== Task instructions ==
Would you show every line from the records that holds "this"?

== Supplied information ==
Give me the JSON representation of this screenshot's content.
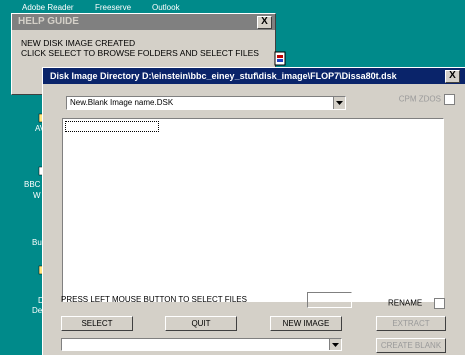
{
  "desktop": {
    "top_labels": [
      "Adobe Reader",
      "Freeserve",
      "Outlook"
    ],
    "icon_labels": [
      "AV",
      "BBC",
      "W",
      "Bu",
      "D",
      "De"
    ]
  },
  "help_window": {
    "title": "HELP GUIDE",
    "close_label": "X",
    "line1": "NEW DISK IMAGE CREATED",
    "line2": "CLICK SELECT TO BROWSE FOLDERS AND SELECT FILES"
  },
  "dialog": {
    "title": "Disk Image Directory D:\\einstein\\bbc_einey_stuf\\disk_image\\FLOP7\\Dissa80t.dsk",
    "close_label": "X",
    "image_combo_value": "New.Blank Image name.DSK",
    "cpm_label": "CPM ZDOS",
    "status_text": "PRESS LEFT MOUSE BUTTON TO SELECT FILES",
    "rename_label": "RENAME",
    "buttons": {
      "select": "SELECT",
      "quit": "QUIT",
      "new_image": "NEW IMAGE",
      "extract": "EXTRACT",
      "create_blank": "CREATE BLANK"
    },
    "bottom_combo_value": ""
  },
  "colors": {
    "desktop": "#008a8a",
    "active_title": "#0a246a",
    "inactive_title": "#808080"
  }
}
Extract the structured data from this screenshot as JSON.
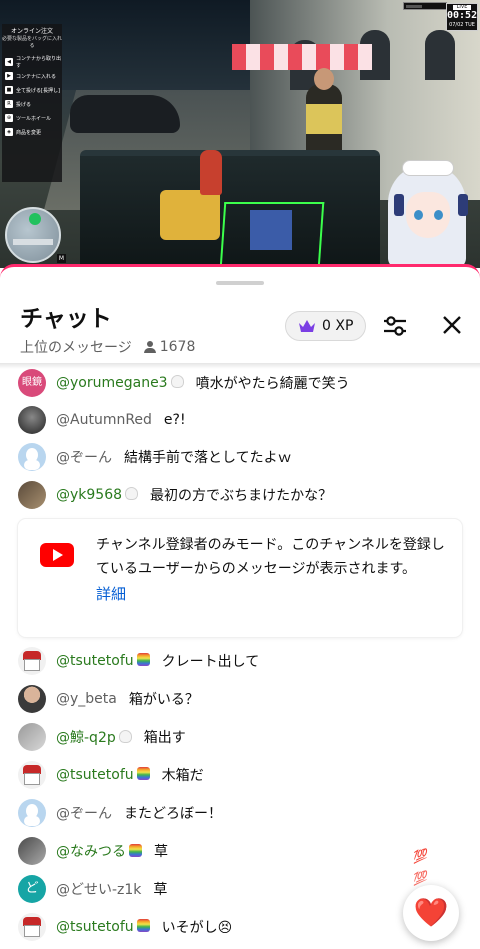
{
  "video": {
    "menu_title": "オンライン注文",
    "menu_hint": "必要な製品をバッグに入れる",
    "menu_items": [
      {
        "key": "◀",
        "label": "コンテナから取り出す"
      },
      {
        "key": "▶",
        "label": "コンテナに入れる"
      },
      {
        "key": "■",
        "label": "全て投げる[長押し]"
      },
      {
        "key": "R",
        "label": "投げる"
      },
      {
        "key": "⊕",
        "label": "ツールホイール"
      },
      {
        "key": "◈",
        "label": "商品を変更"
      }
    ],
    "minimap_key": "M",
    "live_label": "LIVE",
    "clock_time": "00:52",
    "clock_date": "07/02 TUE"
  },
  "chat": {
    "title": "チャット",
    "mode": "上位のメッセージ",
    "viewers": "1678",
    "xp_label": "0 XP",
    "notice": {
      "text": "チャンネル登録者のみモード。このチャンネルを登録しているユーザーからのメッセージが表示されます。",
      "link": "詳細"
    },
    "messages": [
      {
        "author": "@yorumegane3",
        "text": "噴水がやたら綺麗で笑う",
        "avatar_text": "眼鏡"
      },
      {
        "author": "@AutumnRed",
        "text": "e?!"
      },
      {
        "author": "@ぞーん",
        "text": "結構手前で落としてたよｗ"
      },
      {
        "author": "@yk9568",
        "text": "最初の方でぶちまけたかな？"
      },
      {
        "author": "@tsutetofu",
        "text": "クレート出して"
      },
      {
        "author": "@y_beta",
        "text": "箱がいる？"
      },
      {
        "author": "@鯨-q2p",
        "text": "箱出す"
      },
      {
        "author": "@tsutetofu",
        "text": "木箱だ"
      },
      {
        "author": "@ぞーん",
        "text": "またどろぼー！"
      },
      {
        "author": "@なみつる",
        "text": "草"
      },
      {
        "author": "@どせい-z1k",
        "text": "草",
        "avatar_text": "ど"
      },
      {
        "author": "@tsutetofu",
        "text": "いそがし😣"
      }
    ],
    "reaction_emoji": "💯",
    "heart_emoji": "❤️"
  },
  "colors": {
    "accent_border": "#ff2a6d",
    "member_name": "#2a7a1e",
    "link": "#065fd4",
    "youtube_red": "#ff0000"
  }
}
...
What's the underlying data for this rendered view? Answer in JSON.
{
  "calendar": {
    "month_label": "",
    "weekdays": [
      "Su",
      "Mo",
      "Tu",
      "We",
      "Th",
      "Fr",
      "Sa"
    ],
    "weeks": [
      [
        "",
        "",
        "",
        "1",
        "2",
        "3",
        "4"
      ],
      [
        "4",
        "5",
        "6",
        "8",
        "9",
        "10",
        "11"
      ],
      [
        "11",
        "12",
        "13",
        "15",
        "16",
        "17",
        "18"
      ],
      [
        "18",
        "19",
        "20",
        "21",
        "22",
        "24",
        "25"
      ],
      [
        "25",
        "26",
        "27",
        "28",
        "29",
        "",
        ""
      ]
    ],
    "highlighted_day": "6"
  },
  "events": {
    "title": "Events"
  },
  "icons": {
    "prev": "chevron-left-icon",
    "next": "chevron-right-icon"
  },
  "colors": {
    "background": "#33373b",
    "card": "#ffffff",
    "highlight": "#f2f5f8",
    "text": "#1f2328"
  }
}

== Solution to the problem ==
Give me the JSON representation of this screenshot's content.
Extract the structured data from this screenshot as JSON.
What's the underlying data for this rendered view? Answer in JSON.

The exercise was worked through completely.